Pictured: Antonio Rodriguez, who was formally charged on January 20, 2011 with three murders connected to the so-called 'Kensington Strangler.' He was arrested on January 17, 2011, just minutes after police publicly identified him as a person of interest in the case.

August 16, 2012 3:39:02 PM PDT
The man accused of being the 'Kensington Strangler' has been convicted of strangling three women during sex and will serve three consecutive life sentences.

Prosecutors did not seek the death penalty against 23-year-old Antonio Rodriguez, who has a history of mental illness.

Police used DNA to identify Antonio Rodriguez as the suspect after the slayings terrorized the gritty Kensington neighborhood in late 2010. Crime-scene photos presented during the non-jury trial Tuesday show a condom he allegedly left behind.

In his January 2011 statement, Rodriguez acknowledged that he used a condom with the last victim because he knew police were on the hunt for the feared strangler. Rodriguez also told police the first death was accidental during rough sex, but said he purposely choked the other two women as they fought him.

The victims, all struggling with drug addiction, died within blocks of each other. Rodriguez told police they were "working" or available for sex. Each was found semi-nude.

Nursing student Elaine Goldberg of Philadelphia, 21, was found dead in an abandoned lot on Nov. 3. Nicole Piacentini, 35, of Philadelphia was found in a trash-strewn abandoned house on Nov. 13. Casey Mahoney, 27, of East Stroudsburg, was found dead on Dec. 15.

The spilled contents of one woman's purse included a flyer for a drug-treatment program and a message from a doctor that an unspecified test was negative.
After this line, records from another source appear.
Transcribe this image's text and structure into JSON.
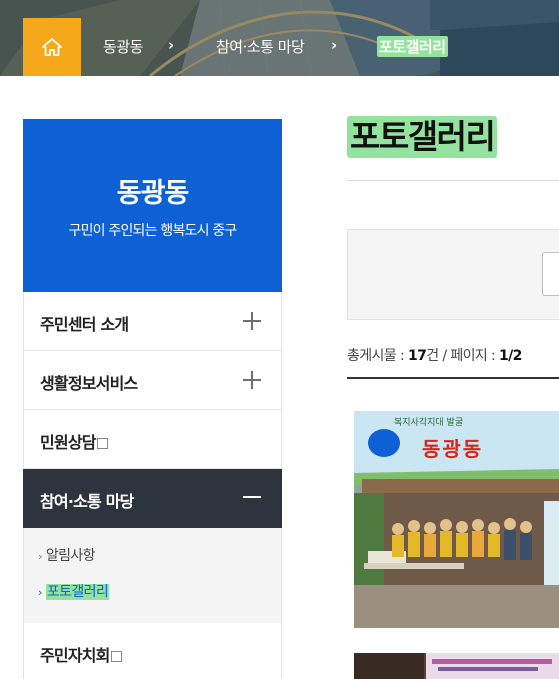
{
  "breadcrumb": {
    "home_icon": "home-icon",
    "items": [
      "동광동",
      "참여·소통 마당",
      "포토갤러리"
    ],
    "separator": "›"
  },
  "sidebar": {
    "site_name": "동광동",
    "slogan": "구민이 주인되는 행복도시 중구",
    "items": [
      {
        "label": "주민센터 소개",
        "icon": "plus-icon"
      },
      {
        "label": "생활정보서비스",
        "icon": "plus-icon"
      },
      {
        "label": "민원상담",
        "icon": "external-link-icon"
      },
      {
        "label": "참여·소통 마당",
        "icon": "minus-icon",
        "active": true
      },
      {
        "label": "주민자치회",
        "icon": "external-link-icon"
      }
    ],
    "sub_items": [
      {
        "label": "알림사항"
      },
      {
        "label": "포토갤러리",
        "current": true
      }
    ]
  },
  "main": {
    "title": "포토갤러리",
    "count": {
      "prefix": "총게시물 : ",
      "total": "17",
      "unit": "건",
      "page_prefix": " / 페이지 : ",
      "page": "1/2"
    },
    "photos": [
      {
        "banner_text": "동광동",
        "banner_sub": "복지사각지대 발굴"
      },
      {
        "banner_text": ""
      }
    ]
  },
  "colors": {
    "brand_blue": "#0d61d4",
    "home_orange": "#f6a81b",
    "active_nav": "#2e343e",
    "highlight": "#93e29d"
  }
}
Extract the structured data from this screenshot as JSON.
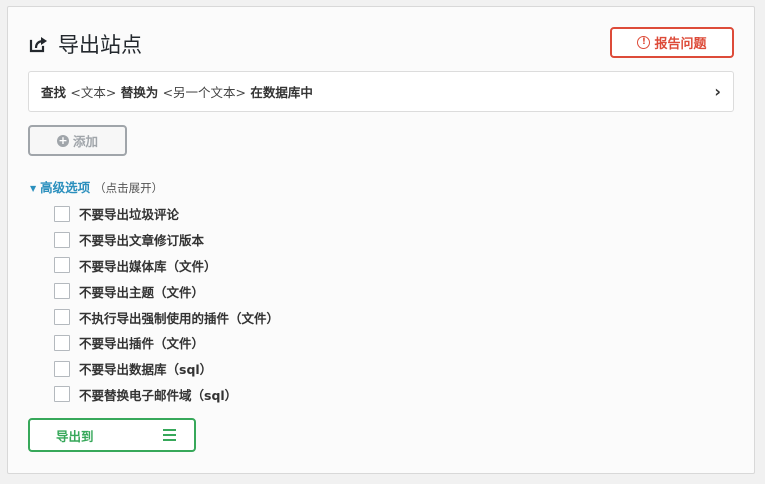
{
  "header": {
    "title": "导出站点",
    "icon": "share-export-icon",
    "report_label": "报告问题",
    "report_icon": "exclamation-circle-icon"
  },
  "find_replace": {
    "prefix": "查找",
    "find_tag": "<文本>",
    "middle": "替换为",
    "replace_tag": "<另一个文本>",
    "suffix": "在数据库中",
    "chevron_icon": "chevron-right-icon"
  },
  "add": {
    "label": "添加",
    "icon": "plus-circle-icon"
  },
  "advanced": {
    "label": "高级选项",
    "hint": "（点击展开）",
    "icon": "triangle-down-icon"
  },
  "options": [
    {
      "label": "不要导出垃圾评论",
      "checked": false
    },
    {
      "label": "不要导出文章修订版本",
      "checked": false
    },
    {
      "label": "不要导出媒体库（文件）",
      "checked": false
    },
    {
      "label": "不要导出主题（文件）",
      "checked": false
    },
    {
      "label": "不执行导出强制使用的插件（文件）",
      "checked": false
    },
    {
      "label": "不要导出插件（文件）",
      "checked": false
    },
    {
      "label": "不要导出数据库（sql）",
      "checked": false
    },
    {
      "label": "不要替换电子邮件域（sql）",
      "checked": false
    }
  ],
  "export": {
    "label": "导出到",
    "icon": "hamburger-menu-icon"
  },
  "colors": {
    "report_red": "#dd4b39",
    "link_blue": "#2a8fbd",
    "export_green": "#37a85a",
    "disabled_gray": "#a0a5aa"
  }
}
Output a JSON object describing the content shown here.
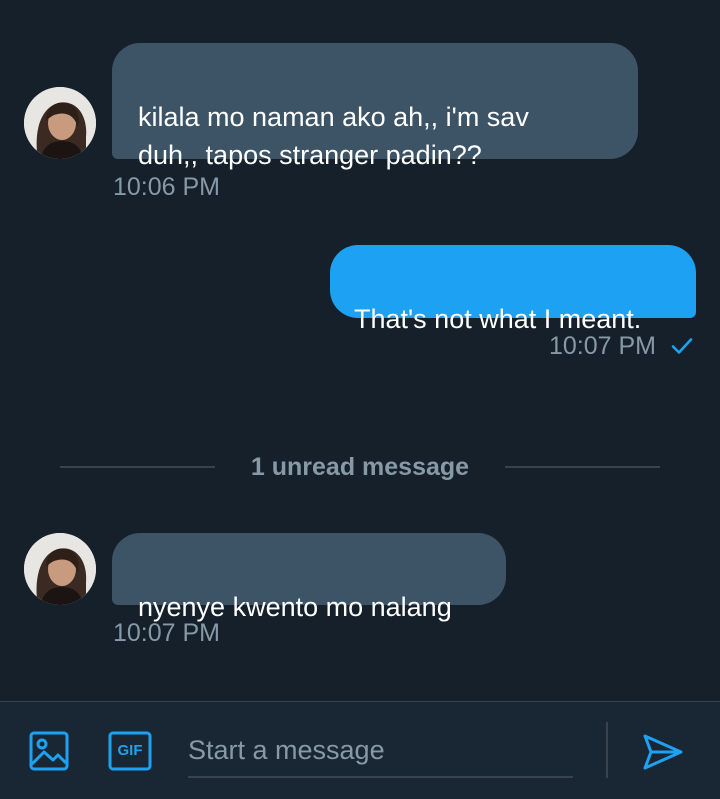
{
  "colors": {
    "background": "#15202b",
    "incoming_bubble": "#3d5466",
    "outgoing_bubble": "#1da1f2",
    "secondary_text": "#8899a6",
    "accent": "#1da1f2"
  },
  "messages": [
    {
      "direction": "incoming",
      "text": "kilala mo naman ako ah,, i'm sav\nduh,, tapos stranger padin??",
      "time": "10:06 PM",
      "avatar_icon": "user-avatar"
    },
    {
      "direction": "outgoing",
      "text": "That's not what I meant.",
      "time": "10:07 PM",
      "status_icon": "checkmark-icon"
    },
    {
      "direction": "incoming",
      "text": "nyenye kwento mo nalang",
      "time": "10:07 PM",
      "avatar_icon": "user-avatar"
    }
  ],
  "unread_divider": "1 unread message",
  "composer": {
    "placeholder": "Start a message",
    "image_icon": "image-icon",
    "gif_icon": "gif-icon",
    "gif_label": "GIF",
    "send_icon": "send-icon"
  }
}
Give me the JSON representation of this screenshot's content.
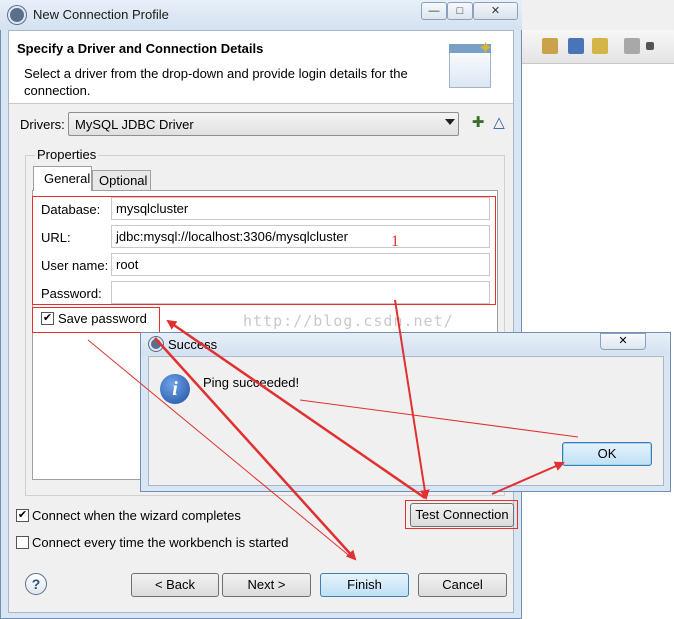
{
  "window": {
    "title": "New Connection Profile",
    "minimize": "—",
    "maximize": "□",
    "close": "✕"
  },
  "banner": {
    "title": "Specify a Driver and Connection Details",
    "description": "Select a driver from the drop-down and provide login details for the connection."
  },
  "drivers": {
    "label": "Drivers:",
    "selected": "MySQL JDBC Driver",
    "new_icon": "new-driver-icon",
    "edit_icon": "edit-driver-icon"
  },
  "properties": {
    "label": "Properties",
    "tabs": [
      {
        "label": "General",
        "active": true
      },
      {
        "label": "Optional",
        "active": false
      }
    ],
    "fields": [
      {
        "label": "Database:",
        "value": "mysqlcluster"
      },
      {
        "label": "URL:",
        "value": "jdbc:mysql://localhost:3306/mysqlcluster"
      },
      {
        "label": "User name:",
        "value": "root"
      },
      {
        "label": "Password:",
        "value": ""
      }
    ],
    "save_password": {
      "label": "Save password",
      "checked": true
    }
  },
  "options": {
    "connect_when_complete": {
      "label": "Connect when the wizard completes",
      "checked": true
    },
    "connect_every_time": {
      "label": "Connect every time the workbench is started",
      "checked": false
    },
    "test_connection": "Test Connection"
  },
  "footer": {
    "back": "< Back",
    "next": "Next >",
    "finish": "Finish",
    "cancel": "Cancel",
    "help_icon": "help-icon"
  },
  "success_dialog": {
    "title": "Success",
    "message": "Ping succeeded!",
    "ok": "OK",
    "close": "✕",
    "icon": "info-icon"
  },
  "annotations": {
    "marker": "1",
    "watermark": "http://blog.csdn.net/"
  },
  "colors": {
    "annotation_red": "#e03030",
    "accent_blue": "#3c7fb1",
    "title_bar": "#d9e5f3"
  }
}
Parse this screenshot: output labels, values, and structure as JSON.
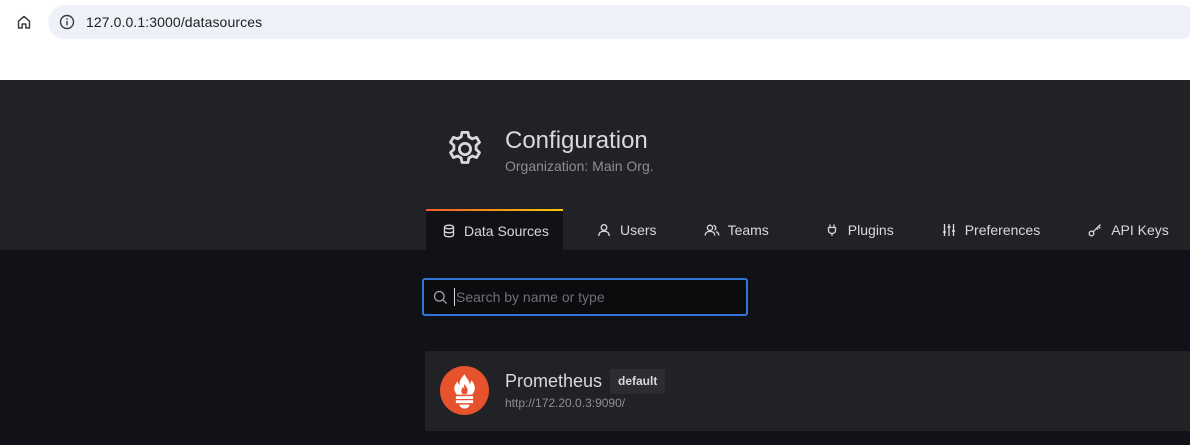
{
  "browser": {
    "url": "127.0.0.1:3000/datasources",
    "home_icon": "home-icon",
    "info_icon": "info-icon"
  },
  "header": {
    "title": "Configuration",
    "subtitle": "Organization: Main Org.",
    "icon": "gear-icon"
  },
  "tabs": [
    {
      "label": "Data Sources",
      "icon": "database-icon",
      "active": true
    },
    {
      "label": "Users",
      "icon": "user-icon",
      "active": false
    },
    {
      "label": "Teams",
      "icon": "users-icon",
      "active": false
    },
    {
      "label": "Plugins",
      "icon": "plug-icon",
      "active": false
    },
    {
      "label": "Preferences",
      "icon": "sliders-icon",
      "active": false
    },
    {
      "label": "API Keys",
      "icon": "key-icon",
      "active": false
    }
  ],
  "search": {
    "placeholder": "Search by name or type",
    "value": ""
  },
  "datasources": [
    {
      "name": "Prometheus",
      "badge": "default",
      "url": "http://172.20.0.3:9090/",
      "logo": "prometheus-logo"
    }
  ],
  "colors": {
    "accent": "#3274d9",
    "tab_gradient_start": "#f05a28",
    "tab_gradient_end": "#fbca0a",
    "prometheus": "#e6522c"
  }
}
Rodriguez waived his right to a jury trial. Neither side made opening statements. Without a jury, the trial moved swiftly before Common Pleas Judge Jeffrey Minehart. A series of crime-scene investigators testified.

The most graphic photographs were shown privately to the judge, presumably to spare the victims' family and friends in the courtroom.